Sequel Rules (weeks 70-90)
New offices, new people and a new trip on the carousel. Non-denominational they claim to be, Mission Australia are a Christian organisation. Seeing the operations of a new provider were weird. Each passing fortnight for a few weeks would also bring about the appointment of a new member of their team. As they grew so too did the feeders coming back week after week to tables strewn with barely there newspapers and neutered computers along the walls.
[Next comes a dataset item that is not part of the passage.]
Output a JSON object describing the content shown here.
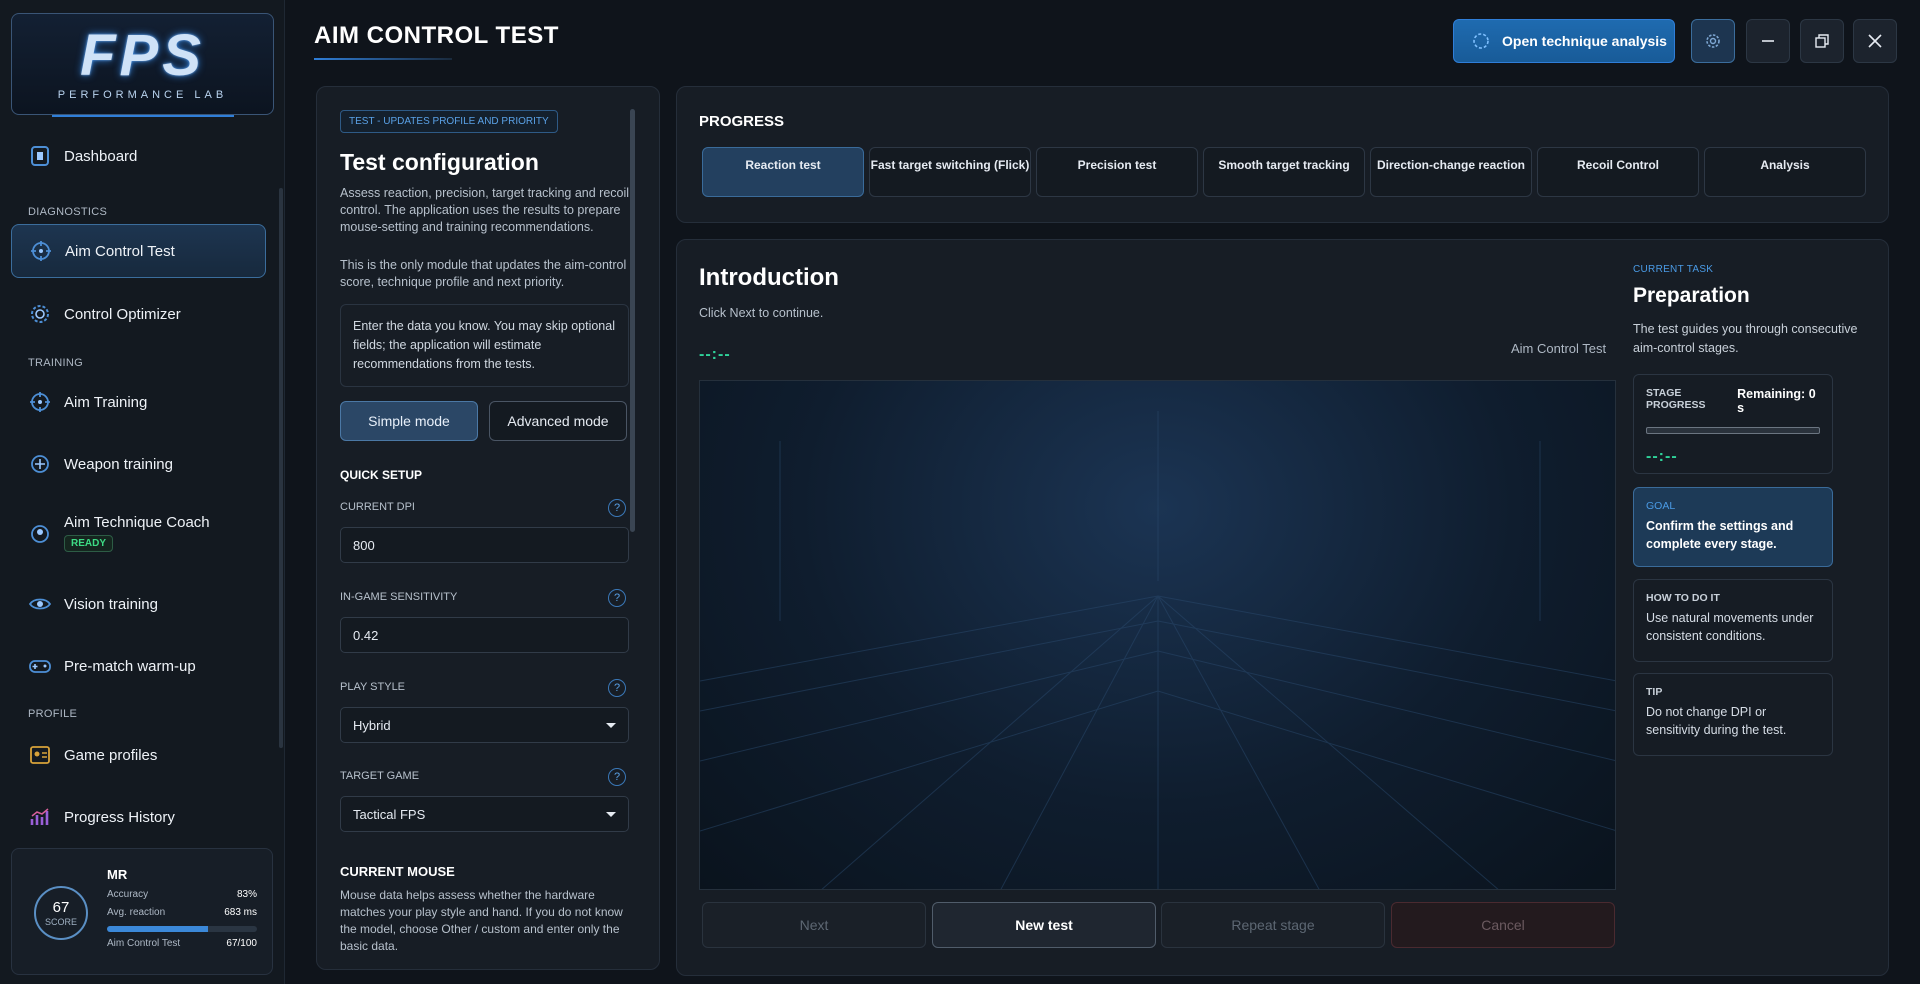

Instead of the sectioned room as previously experienced with the Army, this layout was open plan. Located in the middle of the floor space the people would have eyes from all eight corners of the office. At first the phones would only work if the outside number connected to a government agency, then they were upgraded. With that and the people also came the stunning amounts of earwax lodged onto the ear pieces. About the size of a 5 cent coin. Beyond scary. They employ a cleaner but she spends most of her time walking around with a vacuum cleaner set-up and hasn't been seen working yet.
Essentially the support this Christian group give is the about same as that of the Salvation Army only with a few things away from the clients and more toward the provider. Now, having grown used to the idea of looking for fulfilling work Mission want to squash that and force the idea of taking up anything that comes along no matter how boring or how dangerous. Their aims are clear, to make themselves look good. Screw the workers. With this in mind, any one hanging around their tables and in direct line of sight are approached with all sorts of menial labour located in areas unreachable without private transport. It's not unusual for one or two of the client managers to actually shepherd people dangerously six to a sedan to attend interviews in such industrial waste sites.
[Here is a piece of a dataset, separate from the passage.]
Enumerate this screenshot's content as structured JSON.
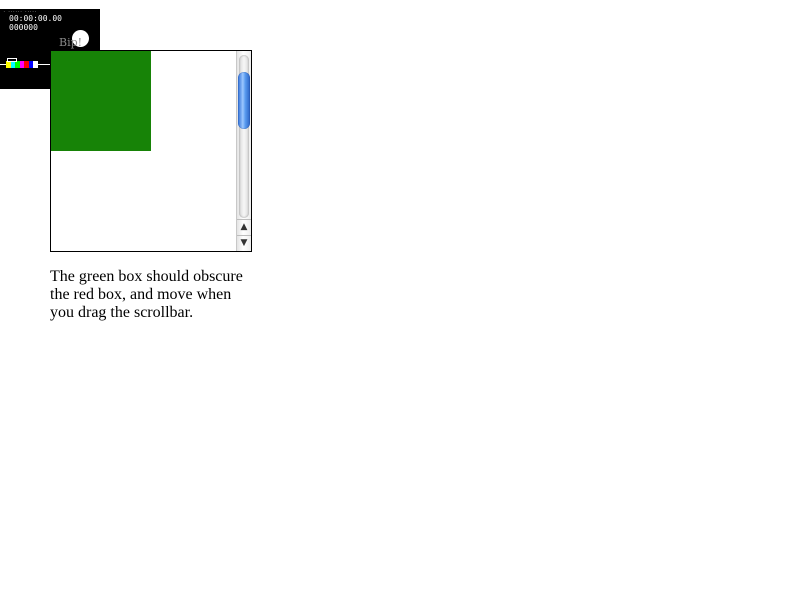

The trick was to sneak in, sign in and sneak back out when they were preoccupied filing their files and talking to each other about how they can't seem to properly adjust the gauge on the air conditioning. It wasn't always smooth sailing. A few confrontations and offers were dismissed with the sheer fact that driving a manual was a major prerequisite.
That must have been where things went wrong. When they address you by name you know they've been keeping an eye on your so-called efforts in the game. The expected renewal of the contract terms turned sour as the newly assigned client manager printed off a fresh copy and noticed the literally blinking screen shouting "89 weeks on benefits" as she waited for the printer to heat up. Perhaps if they had run off a stock batch then things would have turned out differently and it would have been a few days short of 150.
A community project now looms as the breaker of the run. No thanks to the new regime. At least the past two years were the most laid back ever. There's always the chance to try the run again later in the future.
Give in to dreams and brace reality. With no desire, there is no drive.
By Ethan Switch
Feel free to drop a note if you have anything you'd like to say. Or even to comment on a piece of toast you've had this or any other morning.